Every line that includes the word "Angular" needs to be copied from the listing.

*** Opening of Source data ***

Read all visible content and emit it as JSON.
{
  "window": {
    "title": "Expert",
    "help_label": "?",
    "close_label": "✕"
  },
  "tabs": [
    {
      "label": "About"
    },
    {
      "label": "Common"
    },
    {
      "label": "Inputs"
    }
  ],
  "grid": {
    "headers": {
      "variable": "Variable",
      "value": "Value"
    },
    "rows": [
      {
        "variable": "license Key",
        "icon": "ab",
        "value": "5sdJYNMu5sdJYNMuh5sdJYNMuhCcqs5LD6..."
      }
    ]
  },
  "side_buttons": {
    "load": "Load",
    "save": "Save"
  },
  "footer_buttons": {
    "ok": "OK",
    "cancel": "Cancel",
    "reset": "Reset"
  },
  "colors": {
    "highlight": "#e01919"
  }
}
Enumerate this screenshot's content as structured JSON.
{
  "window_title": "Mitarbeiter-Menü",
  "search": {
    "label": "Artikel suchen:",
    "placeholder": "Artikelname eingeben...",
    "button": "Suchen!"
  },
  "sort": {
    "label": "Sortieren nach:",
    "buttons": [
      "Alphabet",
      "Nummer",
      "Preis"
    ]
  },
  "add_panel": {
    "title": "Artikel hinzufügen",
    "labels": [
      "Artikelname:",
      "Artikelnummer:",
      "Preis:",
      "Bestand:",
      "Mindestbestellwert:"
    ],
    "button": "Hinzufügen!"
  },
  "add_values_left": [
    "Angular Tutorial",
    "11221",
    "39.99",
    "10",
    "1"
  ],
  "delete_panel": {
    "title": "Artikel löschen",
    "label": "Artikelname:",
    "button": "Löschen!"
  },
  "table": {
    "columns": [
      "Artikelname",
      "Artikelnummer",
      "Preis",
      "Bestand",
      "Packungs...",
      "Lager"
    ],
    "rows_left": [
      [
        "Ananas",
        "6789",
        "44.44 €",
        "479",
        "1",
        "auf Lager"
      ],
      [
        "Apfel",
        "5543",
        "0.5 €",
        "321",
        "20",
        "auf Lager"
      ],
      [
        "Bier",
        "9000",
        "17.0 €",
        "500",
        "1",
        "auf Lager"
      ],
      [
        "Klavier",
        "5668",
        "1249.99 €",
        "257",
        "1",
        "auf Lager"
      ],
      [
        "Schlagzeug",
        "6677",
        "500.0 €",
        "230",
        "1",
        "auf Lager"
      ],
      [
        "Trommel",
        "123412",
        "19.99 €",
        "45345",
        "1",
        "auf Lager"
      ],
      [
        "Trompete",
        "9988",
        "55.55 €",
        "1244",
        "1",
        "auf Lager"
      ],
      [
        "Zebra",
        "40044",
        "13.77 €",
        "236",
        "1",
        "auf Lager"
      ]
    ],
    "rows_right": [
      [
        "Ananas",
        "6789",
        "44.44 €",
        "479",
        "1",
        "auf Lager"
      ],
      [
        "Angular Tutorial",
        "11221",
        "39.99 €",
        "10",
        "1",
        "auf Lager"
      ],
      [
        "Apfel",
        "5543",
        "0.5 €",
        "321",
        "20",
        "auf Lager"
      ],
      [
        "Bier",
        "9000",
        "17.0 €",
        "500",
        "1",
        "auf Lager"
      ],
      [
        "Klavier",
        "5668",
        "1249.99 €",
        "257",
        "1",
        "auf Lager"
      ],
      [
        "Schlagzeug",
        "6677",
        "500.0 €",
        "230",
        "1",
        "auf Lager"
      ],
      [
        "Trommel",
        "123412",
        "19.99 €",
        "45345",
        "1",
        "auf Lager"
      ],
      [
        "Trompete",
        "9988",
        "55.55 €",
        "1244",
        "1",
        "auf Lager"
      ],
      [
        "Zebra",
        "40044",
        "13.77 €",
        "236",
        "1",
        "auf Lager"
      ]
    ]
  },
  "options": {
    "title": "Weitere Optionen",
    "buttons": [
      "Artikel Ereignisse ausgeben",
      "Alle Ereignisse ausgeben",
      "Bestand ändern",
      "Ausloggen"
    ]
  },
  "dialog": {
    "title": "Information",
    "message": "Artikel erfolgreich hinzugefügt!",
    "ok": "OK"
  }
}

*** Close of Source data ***

◆ Solution for this task:
    "Angular Tutorial",
        "Angular Tutorial",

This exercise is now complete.